The spraying plan is best worked out theoretically at the start of the season so that you are actively controlling the spread of potential disease in your vineyard depending on weather conditions.

In a cool climate such as Tasmania, the first risk is always from late frost. See the notes from September to minimise damage from this.

As the new growth becomes more vigorous you need to be aware of the conditions which promote the onset and spread of disease such as Downy Mildew.

A period of rain over 24 hours of more than 10 mm at 10 degrees celsius or more provides the conditions for the vines to contract Downy Mildew.

This disease will first be evident in your vines through oil spots on the leaves. This is the primary infection.

Spraying with a copper based spray within 2 days of the oil spots appearing will often prevent the disease from becoming established.

Further rain with continuing temperatures above 10 degrees will cause the primary infection to become established in its secondary phase. This causes severe leaf deterioration and a subsequent loss of fruit quality.

I use Copper oxychloride along with sprays for Powdery Mildew that need to be applied at stages 30cm shoot growth, pre flowering and most importantly 80% capfall. See notes on stages of vine growth to recognise these stages.

Flowering and its implications

The development of the floresence on a grapevine is usually evident from week 3-4 after bud burst.

The florescences ( usually 2 per cane) develop on the first 30cm of the new cane . Their development is critical to your future wine quality.

Grapes are perfect flowers, which means they contain both male and female parts, and are therefore self pollinating under the right conditions.

The male parts of the flower are the stamens, each consisting of a pollen-bearing anther supported by a filament.

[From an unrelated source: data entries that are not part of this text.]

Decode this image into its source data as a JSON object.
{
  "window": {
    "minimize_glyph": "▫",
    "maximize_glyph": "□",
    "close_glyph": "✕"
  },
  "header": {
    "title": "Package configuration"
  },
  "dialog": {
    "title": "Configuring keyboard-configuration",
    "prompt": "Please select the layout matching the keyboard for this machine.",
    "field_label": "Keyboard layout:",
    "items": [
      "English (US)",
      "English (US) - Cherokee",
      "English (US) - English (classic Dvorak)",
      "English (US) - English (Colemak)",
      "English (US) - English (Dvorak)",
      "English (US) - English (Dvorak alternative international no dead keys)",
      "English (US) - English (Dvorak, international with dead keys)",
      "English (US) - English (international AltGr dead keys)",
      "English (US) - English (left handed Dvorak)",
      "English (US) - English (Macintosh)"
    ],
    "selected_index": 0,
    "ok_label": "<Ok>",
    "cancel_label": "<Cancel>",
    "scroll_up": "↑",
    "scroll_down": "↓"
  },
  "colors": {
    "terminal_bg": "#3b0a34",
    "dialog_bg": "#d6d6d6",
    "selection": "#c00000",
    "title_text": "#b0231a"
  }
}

Generally there are five anthers arranged around the ovary, but some varieties may have more or less.

Pollen is shed as the anther ripens and is primarily transported by wind, though rarely more than 20 feet (7 metres) from the source.

Pollination occurs when pollen lands on the female parts of a flower.

Each pollen grain grows a long tube towards the eggs within the ovary, and sperm cells move down this tube.

The female parts of the flower consist of the ovary, the stigma, and the style.

The stigma and style provide the entrance to the ovary for pollen.

When a sperm cell in the pollen tube unites with an egg cell in the ovary, an embryo (a new seedling plant) is produced. The embryo grows within the developing seed,

while the entire ovary grows to become the grape berry itself with seeds contained within.

As the ovary is fertilised it is susceptible to many of the diseases that plague the development of the grapes.

It is important that your Powdery Mildew spraying program is on target at this time.

I use Ecocarb at this time providing a barrier from the Powdery Mildew Fungus by changing the pH of the leaf and flower environment making it unsuitable for the fungus to establish.

It also does a good job of killing powdery mildew spores, as long as they are not well established within the growing bunches of grapes.

Monitoring for Insect Pests & Diseases

Light Brown Apple Moth and Vine Moth are active in cool climate areas.

These need to be controlled as each offers a special threat to the developing vines.

Light Brown Apple Moth is evident by silvery scale patches on the leaves or by the hatched grub sheltering in a rolled section of a new leaf.

The growing grubs get into the developing fruit bunches and eat into the young berries usually without observation.

Upon bunch closure, this makes the bunch far more susceptible to Botrytis later in the season when temperatures rise.


The Vine Moth is evident through leaf damage and can be killed by hand in a small vineyard.

Choose a time when the sun is shining througn your canopy and you will readily observe the young caterpillars on the underside of the leaves.

Spraying with Dipel every 10 days will control severe outbreaks but I find it more reliable to check daily and to remove the caterpillars when I see them.


The vine moth caterpillar


Next month:December

Fruit thinning

Estimating bunch numbers

Canopy management

Spraying Program



This page was last updated on 13/11/2013